-- Opening Marker --

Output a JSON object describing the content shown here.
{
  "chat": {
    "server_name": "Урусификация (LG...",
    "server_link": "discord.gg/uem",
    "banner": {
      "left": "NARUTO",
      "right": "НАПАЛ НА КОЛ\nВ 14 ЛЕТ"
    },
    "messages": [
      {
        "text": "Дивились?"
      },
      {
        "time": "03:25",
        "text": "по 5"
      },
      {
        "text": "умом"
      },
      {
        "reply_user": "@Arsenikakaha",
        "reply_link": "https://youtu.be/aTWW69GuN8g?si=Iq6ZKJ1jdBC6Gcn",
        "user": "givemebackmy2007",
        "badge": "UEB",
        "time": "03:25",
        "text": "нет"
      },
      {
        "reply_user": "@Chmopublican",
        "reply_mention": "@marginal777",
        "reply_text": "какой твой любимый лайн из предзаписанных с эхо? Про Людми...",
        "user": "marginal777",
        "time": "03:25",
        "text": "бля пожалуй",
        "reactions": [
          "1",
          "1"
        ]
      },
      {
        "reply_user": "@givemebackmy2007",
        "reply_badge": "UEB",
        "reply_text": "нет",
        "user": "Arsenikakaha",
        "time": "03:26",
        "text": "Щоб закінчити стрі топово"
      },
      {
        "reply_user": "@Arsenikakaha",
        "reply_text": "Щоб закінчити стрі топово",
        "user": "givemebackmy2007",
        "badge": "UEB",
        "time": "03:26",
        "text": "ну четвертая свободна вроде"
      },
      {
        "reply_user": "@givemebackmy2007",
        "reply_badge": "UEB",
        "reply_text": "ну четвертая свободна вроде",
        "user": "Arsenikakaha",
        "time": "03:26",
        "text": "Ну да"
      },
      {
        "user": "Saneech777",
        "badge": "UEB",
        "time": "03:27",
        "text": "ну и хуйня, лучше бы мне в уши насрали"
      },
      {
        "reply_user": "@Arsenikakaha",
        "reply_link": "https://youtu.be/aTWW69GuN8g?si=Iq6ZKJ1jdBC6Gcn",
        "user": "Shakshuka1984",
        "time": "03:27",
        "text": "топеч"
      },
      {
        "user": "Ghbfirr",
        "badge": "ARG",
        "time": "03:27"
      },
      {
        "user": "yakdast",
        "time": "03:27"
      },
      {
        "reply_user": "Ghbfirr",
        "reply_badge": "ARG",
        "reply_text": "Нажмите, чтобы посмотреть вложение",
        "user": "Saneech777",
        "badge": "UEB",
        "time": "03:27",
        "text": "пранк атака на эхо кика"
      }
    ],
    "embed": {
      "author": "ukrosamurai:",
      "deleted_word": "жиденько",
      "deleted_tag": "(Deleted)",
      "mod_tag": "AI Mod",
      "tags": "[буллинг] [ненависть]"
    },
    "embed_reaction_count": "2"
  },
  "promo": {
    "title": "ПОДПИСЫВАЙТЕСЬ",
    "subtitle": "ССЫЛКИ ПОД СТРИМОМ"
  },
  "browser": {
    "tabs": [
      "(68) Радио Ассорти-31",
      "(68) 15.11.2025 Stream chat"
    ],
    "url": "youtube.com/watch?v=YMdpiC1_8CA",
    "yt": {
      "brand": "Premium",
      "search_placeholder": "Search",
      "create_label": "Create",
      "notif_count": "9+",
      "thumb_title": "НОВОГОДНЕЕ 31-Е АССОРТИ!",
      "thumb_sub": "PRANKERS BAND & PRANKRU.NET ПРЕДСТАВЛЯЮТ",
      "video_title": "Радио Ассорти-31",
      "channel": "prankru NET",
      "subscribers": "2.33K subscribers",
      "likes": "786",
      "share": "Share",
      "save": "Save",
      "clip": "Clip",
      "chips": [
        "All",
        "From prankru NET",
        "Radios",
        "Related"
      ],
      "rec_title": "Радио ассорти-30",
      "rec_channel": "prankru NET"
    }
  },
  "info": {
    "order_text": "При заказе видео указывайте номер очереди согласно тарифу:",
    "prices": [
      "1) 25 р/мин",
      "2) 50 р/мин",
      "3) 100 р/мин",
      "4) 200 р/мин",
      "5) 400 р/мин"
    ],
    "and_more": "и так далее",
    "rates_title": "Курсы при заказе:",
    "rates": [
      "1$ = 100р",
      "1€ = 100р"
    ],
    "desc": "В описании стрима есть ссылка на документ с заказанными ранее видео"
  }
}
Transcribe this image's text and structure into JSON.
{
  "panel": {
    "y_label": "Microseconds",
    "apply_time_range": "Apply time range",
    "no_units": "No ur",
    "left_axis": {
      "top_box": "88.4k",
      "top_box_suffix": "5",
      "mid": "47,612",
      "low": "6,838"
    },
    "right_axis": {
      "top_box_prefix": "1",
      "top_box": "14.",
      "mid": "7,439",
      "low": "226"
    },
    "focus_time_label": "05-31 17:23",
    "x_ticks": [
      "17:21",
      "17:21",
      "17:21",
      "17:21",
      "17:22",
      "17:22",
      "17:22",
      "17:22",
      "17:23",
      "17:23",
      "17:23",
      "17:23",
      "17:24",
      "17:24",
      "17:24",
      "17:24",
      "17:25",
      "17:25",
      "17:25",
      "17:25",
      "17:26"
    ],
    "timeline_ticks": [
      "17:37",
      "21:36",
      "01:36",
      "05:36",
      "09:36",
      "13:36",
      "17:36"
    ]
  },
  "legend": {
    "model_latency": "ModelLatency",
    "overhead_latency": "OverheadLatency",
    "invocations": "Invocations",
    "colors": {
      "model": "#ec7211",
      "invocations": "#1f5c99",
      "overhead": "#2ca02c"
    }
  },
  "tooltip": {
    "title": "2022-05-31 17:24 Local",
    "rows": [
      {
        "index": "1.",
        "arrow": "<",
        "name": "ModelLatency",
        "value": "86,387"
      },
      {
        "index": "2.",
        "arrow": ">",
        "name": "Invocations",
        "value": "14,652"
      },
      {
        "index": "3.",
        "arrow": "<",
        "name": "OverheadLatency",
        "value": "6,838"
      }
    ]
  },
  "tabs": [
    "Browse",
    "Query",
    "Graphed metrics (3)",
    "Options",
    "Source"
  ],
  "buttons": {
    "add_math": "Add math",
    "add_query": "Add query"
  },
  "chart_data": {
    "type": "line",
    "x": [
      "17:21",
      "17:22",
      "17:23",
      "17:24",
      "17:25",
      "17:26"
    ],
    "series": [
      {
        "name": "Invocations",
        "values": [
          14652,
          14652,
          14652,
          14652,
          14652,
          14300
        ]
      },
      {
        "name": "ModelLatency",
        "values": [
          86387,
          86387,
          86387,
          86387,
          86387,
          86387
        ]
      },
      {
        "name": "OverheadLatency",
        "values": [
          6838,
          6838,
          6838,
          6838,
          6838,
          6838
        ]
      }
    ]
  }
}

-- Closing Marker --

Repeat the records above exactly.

Output a JSON object describing the content shown here.
{
  "chat": {
    "server_name": "Урусификация (LG...",
    "server_link": "discord.gg/uem",
    "banner": {
      "left": "NARUTO",
      "right": "НАПАЛ НА КОЛ\nВ 14 ЛЕТ"
    },
    "messages": [
      {
        "text": "Дивились?"
      },
      {
        "time": "03:25",
        "text": "по 5"
      },
      {
        "text": "умом"
      },
      {
        "reply_user": "@Arsenikakaha",
        "reply_link": "https://youtu.be/aTWW69GuN8g?si=Iq6ZKJ1jdBC6Gcn",
        "user": "givemebackmy2007",
        "badge": "UEB",
        "time": "03:25",
        "text": "нет"
      },
      {
        "reply_user": "@Chmopublican",
        "reply_mention": "@marginal777",
        "reply_text": "какой твой любимый лайн из предзаписанных с эхо? Про Людми...",
        "user": "marginal777",
        "time": "03:25",
        "text": "бля пожалуй",
        "reactions": [
          "1",
          "1"
        ]
      },
      {
        "reply_user": "@givemebackmy2007",
        "reply_badge": "UEB",
        "reply_text": "нет",
        "user": "Arsenikakaha",
        "time": "03:26",
        "text": "Щоб закінчити стрі топово"
      },
      {
        "reply_user": "@Arsenikakaha",
        "reply_text": "Щоб закінчити стрі топово",
        "user": "givemebackmy2007",
        "badge": "UEB",
        "time": "03:26",
        "text": "ну четвертая свободна вроде"
      },
      {
        "reply_user": "@givemebackmy2007",
        "reply_badge": "UEB",
        "reply_text": "ну четвертая свободна вроде",
        "user": "Arsenikakaha",
        "time": "03:26",
        "text": "Ну да"
      },
      {
        "user": "Saneech777",
        "badge": "UEB",
        "time": "03:27",
        "text": "ну и хуйня, лучше бы мне в уши насрали"
      },
      {
        "reply_user": "@Arsenikakaha",
        "reply_link": "https://youtu.be/aTWW69GuN8g?si=Iq6ZKJ1jdBC6Gcn",
        "user": "Shakshuka1984",
        "time": "03:27",
        "text": "топеч"
      },
      {
        "user": "Ghbfirr",
        "badge": "ARG",
        "time": "03:27"
      },
      {
        "user": "yakdast",
        "time": "03:27"
      },
      {
        "reply_user": "Ghbfirr",
        "reply_badge": "ARG",
        "reply_text": "Нажмите, чтобы посмотреть вложение",
        "user": "Saneech777",
        "badge": "UEB",
        "time": "03:27",
        "text": "пранк атака на эхо кика"
      }
    ],
    "embed": {
      "author": "ukrosamurai:",
      "deleted_word": "жиденько",
      "deleted_tag": "(Deleted)",
      "mod_tag": "AI Mod",
      "tags": "[буллинг] [ненависть]"
    },
    "embed_reaction_count": "2"
  },
  "promo": {
    "title": "ПОДПИСЫВАЙТЕСЬ",
    "subtitle": "ССЫЛКИ ПОД СТРИМОМ"
  },
  "browser": {
    "tabs": [
      "(68) Радио Ассорти-31",
      "(68) 15.11.2025 Stream chat"
    ],
    "url": "youtube.com/watch?v=YMdpiC1_8CA",
    "yt": {
      "brand": "Premium",
      "search_placeholder": "Search",
      "create_label": "Create",
      "notif_count": "9+",
      "thumb_title": "НОВОГОДНЕЕ 31-Е АССОРТИ!",
      "thumb_sub": "PRANKERS BAND & PRANKRU.NET ПРЕДСТАВЛЯЮТ",
      "video_title": "Радио Ассорти-31",
      "channel": "prankru NET",
      "subscribers": "2.33K subscribers",
      "likes": "786",
      "share": "Share",
      "save": "Save",
      "clip": "Clip",
      "chips": [
        "All",
        "From prankru NET",
        "Radios",
        "Related"
      ],
      "rec_title": "Радио ассорти-30",
      "rec_channel": "prankru NET"
    }
  },
  "info": {
    "order_text": "При заказе видео указывайте номер очереди согласно тарифу:",
    "prices": [
      "1) 25 р/мин",
      "2) 50 р/мин",
      "3) 100 р/мин",
      "4) 200 р/мин",
      "5) 400 р/мин"
    ],
    "and_more": "и так далее",
    "rates_title": "Курсы при заказе:",
    "rates": [
      "1$ = 100р",
      "1€ = 100р"
    ],
    "desc": "В описании стрима есть ссылка на документ с заказанными ранее видео"
  }
}
Transcribe this image's text and structure into JSON.
{
  "panel": {
    "y_label": "Microseconds",
    "apply_time_range": "Apply time range",
    "no_units": "No ur",
    "left_axis": {
      "top_box": "88.4k",
      "top_box_suffix": "5",
      "mid": "47,612",
      "low": "6,838"
    },
    "right_axis": {
      "top_box_prefix": "1",
      "top_box": "14.",
      "mid": "7,439",
      "low": "226"
    },
    "focus_time_label": "05-31 17:23",
    "x_ticks": [
      "17:21",
      "17:21",
      "17:21",
      "17:21",
      "17:22",
      "17:22",
      "17:22",
      "17:22",
      "17:23",
      "17:23",
      "17:23",
      "17:23",
      "17:24",
      "17:24",
      "17:24",
      "17:24",
      "17:25",
      "17:25",
      "17:25",
      "17:25",
      "17:26"
    ],
    "timeline_ticks": [
      "17:37",
      "21:36",
      "01:36",
      "05:36",
      "09:36",
      "13:36",
      "17:36"
    ]
  },
  "legend": {
    "model_latency": "ModelLatency",
    "overhead_latency": "OverheadLatency",
    "invocations": "Invocations",
    "colors": {
      "model": "#ec7211",
      "invocations": "#1f5c99",
      "overhead": "#2ca02c"
    }
  },
  "tooltip": {
    "title": "2022-05-31 17:24 Local",
    "rows": [
      {
        "index": "1.",
        "arrow": "<",
        "name": "ModelLatency",
        "value": "86,387"
      },
      {
        "index": "2.",
        "arrow": ">",
        "name": "Invocations",
        "value": "14,652"
      },
      {
        "index": "3.",
        "arrow": "<",
        "name": "OverheadLatency",
        "value": "6,838"
      }
    ]
  },
  "tabs": [
    "Browse",
    "Query",
    "Graphed metrics (3)",
    "Options",
    "Source"
  ],
  "buttons": {
    "add_math": "Add math",
    "add_query": "Add query"
  },
  "chart_data": {
    "type": "line",
    "x": [
      "17:21",
      "17:22",
      "17:23",
      "17:24",
      "17:25",
      "17:26"
    ],
    "series": [
      {
        "name": "Invocations",
        "values": [
          14652,
          14652,
          14652,
          14652,
          14652,
          14300
        ]
      },
      {
        "name": "ModelLatency",
        "values": [
          86387,
          86387,
          86387,
          86387,
          86387,
          86387
        ]
      },
      {
        "name": "OverheadLatency",
        "values": [
          6838,
          6838,
          6838,
          6838,
          6838,
          6838
        ]
      }
    ]
  }
}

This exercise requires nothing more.